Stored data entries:
-=-=-

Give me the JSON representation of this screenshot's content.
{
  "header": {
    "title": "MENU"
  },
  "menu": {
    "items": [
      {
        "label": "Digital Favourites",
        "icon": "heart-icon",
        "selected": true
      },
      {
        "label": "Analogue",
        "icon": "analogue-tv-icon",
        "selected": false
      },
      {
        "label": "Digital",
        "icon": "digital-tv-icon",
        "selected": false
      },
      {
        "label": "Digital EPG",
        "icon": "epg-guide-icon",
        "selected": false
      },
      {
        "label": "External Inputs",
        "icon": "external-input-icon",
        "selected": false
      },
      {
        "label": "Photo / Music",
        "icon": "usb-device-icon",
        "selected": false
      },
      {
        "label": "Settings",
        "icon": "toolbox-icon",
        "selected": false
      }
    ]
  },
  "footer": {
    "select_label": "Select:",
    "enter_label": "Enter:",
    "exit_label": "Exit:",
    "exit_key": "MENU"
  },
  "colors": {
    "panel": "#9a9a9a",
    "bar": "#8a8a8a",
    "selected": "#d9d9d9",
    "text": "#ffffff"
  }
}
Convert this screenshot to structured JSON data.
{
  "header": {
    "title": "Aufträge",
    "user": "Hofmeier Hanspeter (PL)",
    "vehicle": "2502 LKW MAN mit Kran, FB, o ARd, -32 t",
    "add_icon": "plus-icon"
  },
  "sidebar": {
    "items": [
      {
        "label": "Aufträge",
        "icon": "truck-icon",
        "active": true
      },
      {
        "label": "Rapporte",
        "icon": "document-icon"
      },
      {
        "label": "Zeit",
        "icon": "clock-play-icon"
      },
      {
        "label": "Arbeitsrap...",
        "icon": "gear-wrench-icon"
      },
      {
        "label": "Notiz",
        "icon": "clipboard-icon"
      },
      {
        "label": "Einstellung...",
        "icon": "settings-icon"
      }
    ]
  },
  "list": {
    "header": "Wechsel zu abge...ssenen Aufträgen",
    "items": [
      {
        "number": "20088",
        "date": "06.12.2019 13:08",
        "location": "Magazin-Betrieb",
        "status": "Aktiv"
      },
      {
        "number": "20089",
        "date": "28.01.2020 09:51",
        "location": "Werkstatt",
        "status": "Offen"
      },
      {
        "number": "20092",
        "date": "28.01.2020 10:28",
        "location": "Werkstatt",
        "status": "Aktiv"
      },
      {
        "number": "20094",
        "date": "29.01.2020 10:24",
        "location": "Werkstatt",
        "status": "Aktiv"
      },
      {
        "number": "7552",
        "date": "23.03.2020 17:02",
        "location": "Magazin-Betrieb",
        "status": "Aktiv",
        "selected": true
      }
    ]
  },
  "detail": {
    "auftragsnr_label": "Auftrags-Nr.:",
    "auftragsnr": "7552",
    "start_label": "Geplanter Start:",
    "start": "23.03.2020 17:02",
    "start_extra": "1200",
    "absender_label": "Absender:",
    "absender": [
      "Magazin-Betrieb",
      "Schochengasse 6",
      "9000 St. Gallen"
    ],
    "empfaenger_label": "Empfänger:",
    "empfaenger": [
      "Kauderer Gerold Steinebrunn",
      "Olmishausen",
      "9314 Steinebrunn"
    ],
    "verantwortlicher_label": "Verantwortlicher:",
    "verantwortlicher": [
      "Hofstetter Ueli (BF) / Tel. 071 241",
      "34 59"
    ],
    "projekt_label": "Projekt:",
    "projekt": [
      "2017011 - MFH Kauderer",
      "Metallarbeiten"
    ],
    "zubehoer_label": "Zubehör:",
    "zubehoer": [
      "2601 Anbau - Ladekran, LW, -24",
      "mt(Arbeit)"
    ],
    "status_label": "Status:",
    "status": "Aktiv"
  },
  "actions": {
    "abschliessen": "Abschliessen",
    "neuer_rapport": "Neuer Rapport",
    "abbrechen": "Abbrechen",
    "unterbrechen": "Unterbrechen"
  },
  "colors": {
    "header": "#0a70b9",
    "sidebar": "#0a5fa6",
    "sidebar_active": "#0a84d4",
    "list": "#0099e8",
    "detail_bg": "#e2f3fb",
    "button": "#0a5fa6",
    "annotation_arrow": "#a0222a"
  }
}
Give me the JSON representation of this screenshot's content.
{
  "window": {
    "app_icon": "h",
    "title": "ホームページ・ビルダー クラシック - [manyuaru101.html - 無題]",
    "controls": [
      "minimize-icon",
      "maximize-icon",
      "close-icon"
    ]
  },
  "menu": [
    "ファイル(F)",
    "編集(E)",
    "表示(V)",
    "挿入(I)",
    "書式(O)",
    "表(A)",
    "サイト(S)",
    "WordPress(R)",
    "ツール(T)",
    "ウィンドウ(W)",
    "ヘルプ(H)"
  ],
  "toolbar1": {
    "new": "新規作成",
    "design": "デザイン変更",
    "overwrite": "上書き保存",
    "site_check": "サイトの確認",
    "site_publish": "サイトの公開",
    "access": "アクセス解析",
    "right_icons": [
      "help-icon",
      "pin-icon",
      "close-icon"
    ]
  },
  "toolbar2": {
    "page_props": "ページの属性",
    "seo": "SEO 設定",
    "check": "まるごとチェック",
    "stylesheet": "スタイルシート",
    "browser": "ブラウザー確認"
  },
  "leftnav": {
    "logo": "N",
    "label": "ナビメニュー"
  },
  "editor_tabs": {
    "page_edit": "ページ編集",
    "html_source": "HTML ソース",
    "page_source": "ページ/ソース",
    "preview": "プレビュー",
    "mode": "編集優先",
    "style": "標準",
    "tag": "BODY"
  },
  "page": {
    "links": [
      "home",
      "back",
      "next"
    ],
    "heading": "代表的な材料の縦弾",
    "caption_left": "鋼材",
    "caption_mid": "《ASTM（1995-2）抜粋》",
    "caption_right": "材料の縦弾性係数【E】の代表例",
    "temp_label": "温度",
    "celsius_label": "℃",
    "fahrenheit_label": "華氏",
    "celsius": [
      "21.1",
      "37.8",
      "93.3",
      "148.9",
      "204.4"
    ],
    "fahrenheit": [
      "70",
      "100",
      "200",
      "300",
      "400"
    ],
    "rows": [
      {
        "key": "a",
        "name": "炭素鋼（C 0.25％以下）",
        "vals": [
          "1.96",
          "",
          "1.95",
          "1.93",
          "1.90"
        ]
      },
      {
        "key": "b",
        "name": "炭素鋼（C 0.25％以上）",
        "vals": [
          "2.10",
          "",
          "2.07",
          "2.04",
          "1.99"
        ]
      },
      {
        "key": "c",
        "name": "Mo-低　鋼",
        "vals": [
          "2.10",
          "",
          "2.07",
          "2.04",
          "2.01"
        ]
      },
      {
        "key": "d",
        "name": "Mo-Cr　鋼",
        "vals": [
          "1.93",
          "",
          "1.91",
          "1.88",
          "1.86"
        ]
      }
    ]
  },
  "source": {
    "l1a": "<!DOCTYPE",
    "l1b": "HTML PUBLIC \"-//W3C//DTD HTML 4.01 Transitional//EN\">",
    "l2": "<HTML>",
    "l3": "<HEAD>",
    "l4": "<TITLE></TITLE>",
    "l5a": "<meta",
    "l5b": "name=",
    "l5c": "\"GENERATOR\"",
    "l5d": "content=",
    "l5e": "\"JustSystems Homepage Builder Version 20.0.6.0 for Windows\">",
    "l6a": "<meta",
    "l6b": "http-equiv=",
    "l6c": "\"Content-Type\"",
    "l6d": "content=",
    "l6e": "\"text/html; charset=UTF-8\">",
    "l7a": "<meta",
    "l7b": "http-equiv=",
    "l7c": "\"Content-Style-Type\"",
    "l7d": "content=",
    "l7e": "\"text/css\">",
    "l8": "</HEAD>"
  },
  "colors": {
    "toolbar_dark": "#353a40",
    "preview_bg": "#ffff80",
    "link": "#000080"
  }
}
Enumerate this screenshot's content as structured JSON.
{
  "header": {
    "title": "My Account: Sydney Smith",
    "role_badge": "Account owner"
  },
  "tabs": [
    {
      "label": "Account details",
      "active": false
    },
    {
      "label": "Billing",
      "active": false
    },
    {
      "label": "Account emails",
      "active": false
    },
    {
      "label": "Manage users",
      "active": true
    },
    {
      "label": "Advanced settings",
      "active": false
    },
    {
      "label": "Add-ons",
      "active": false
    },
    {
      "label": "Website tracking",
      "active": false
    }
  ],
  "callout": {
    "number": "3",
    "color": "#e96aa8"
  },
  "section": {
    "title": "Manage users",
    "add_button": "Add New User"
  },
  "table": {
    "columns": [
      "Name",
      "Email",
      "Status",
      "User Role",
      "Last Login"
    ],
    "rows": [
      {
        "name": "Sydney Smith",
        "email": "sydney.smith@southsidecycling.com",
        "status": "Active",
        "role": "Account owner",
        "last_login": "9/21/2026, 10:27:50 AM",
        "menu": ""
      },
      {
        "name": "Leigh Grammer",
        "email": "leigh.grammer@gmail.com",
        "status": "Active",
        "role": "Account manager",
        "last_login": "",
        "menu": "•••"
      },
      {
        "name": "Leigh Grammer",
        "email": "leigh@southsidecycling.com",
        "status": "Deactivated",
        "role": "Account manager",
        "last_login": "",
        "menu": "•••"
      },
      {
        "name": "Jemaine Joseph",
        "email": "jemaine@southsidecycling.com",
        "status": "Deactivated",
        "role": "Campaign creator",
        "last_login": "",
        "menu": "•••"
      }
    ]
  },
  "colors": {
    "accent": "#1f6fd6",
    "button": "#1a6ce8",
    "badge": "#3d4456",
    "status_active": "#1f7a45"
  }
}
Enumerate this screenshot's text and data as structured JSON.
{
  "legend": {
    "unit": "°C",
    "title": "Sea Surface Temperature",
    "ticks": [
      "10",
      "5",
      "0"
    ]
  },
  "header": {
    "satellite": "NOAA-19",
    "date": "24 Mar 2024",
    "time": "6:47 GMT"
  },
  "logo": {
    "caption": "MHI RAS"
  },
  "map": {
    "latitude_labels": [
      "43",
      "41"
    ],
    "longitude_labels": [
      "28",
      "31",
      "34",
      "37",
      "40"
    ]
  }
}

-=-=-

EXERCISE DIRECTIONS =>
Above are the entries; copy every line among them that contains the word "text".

TASK OUTPUT =>
    "text": "#ffffff"
    "l6e": "\"text/html; charset=UTF-8\">",
    "l7e": "\"text/css\">",
Enumerate this screenshot's text and data as structured JSON.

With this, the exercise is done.